After my year of Phage research, I had the opportunity to go to Washington, D.C., and present my research with my mentor at a conference. Through this experience, I learned how to put together a research poster, and how to clearly communicate my research to others. I spoke with other students and faculty from all over the country. I also was able to present this research at the Celebration of Undergraduate Research at Hope College in the spring, where I learned how to present to community members who had no knowledge regarding my topic of interest. From both of these experiences, I learned how to clearly communicate my research to people who had limited understanding of science to those who are very specialized in my topic. This is important because communication skills are essential in every aspect of life, and these are two examples of how research at Hope has caused me to develop great communication.

Near the end of my year of Phage research, I contacted a professor at Hope who was looking for another student in her research lab. I was very interested, as I was learning the many benefits of research, and I really enjoy the process of researching. Everything worked out, and I started researching for her at the beginning of my second year. When I began researching for her, another student and I were assigned a new project. I was super excited to get a new project different from what the other students in her lab were working on. Little did I know the first step to this project was to purify the particular protein, and the protein has been very tricky to work with. We have tried a few different methods, all with little to no success. It is very common to fail during research, which is ultimately the way you learn what is going well and what isn’t in order to make the project better and to continue getting closer to success. In life, it is really important to be able to handle failure well, because it will happen to everybody. Will you become defeated and quit the task at hand, or pick yourself up and try again? The latter is the harder choice, but the better option, and the process of research will teach you that. Determination and perseverance are necessary characteristics to being successful in the research lab, and those skills are applicable to anything in life as well.

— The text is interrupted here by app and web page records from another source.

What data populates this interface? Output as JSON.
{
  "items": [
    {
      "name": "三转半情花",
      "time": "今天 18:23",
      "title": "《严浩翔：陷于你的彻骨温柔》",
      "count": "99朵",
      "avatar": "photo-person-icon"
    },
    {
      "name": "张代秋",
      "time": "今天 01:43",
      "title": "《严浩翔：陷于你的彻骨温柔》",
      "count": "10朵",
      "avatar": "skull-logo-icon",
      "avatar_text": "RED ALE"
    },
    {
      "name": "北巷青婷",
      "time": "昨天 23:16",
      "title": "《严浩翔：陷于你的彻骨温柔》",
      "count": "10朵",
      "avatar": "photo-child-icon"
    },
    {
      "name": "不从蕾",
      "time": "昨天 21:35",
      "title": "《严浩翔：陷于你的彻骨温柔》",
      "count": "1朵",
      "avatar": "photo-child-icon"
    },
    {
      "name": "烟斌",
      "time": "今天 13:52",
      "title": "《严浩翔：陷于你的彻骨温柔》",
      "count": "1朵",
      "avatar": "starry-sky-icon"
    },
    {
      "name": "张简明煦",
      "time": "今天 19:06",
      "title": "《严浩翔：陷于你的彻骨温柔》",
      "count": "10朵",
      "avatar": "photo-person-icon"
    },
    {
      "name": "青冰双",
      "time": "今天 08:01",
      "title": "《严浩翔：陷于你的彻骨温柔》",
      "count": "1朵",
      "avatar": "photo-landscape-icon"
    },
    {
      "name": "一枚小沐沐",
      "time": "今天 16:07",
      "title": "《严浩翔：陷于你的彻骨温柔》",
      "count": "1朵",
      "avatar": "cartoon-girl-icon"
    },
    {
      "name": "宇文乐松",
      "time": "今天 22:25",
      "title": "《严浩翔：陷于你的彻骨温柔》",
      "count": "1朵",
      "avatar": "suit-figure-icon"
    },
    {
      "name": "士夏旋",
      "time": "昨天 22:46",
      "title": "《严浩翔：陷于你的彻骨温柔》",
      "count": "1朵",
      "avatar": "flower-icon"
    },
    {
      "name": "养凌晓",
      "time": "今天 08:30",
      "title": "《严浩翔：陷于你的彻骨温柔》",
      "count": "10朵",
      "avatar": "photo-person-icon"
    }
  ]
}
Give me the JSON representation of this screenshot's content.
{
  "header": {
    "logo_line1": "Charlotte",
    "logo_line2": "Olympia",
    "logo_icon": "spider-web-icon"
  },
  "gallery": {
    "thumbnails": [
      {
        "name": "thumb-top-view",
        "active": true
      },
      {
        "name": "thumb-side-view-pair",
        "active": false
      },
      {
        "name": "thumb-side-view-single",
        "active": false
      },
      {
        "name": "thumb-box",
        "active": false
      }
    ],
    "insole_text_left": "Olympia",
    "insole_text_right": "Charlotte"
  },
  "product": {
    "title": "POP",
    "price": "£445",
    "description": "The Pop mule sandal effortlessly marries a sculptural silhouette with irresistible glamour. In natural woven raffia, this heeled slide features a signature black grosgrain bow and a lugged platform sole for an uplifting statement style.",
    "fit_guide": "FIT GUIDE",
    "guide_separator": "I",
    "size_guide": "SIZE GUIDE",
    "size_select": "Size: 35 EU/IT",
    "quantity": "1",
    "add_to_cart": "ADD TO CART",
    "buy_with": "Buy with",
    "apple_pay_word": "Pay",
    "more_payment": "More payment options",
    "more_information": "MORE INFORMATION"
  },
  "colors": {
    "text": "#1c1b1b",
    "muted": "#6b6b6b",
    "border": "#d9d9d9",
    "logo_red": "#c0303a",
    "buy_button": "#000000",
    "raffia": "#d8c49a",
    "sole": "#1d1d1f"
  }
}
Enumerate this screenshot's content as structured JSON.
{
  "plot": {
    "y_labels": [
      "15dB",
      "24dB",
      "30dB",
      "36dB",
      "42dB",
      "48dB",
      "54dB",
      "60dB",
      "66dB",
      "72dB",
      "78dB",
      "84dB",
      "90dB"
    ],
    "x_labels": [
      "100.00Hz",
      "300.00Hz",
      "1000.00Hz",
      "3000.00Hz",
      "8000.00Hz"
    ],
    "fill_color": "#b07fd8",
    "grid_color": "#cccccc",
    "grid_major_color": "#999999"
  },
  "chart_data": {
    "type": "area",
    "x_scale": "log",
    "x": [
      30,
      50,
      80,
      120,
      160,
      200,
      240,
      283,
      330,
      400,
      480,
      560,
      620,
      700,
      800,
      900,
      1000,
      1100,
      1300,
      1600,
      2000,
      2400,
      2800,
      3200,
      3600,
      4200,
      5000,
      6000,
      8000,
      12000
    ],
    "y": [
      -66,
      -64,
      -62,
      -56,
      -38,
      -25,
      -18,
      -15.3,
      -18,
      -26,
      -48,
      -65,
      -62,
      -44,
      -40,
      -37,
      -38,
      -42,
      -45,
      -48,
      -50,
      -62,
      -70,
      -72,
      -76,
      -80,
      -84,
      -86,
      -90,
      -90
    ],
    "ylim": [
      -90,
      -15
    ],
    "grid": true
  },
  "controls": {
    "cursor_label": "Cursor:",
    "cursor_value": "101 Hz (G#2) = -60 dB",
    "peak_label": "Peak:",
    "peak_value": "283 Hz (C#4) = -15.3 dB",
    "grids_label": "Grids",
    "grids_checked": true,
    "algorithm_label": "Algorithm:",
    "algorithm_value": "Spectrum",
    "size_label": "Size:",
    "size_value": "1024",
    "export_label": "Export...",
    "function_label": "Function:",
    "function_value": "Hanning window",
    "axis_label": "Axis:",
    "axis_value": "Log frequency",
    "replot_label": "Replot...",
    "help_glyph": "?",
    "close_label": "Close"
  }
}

Getting involved in research was one of the best decisions I have made thus far at Hope College. Through this process I have learned how to effectively communicate with a variety of people, persevere through failure in the lab, critical think and problem-solve, and work independently, but still collaborate with my mentor and other students in my lab. I would highly recommend getting involved in research at Hope College, especially since we are top in the nation for undergraduate research. Hope gives undergraduate students great opportunities to research, whereas many undergraduate students at other institutions do not receive these opportunities, another benefit of Hope College.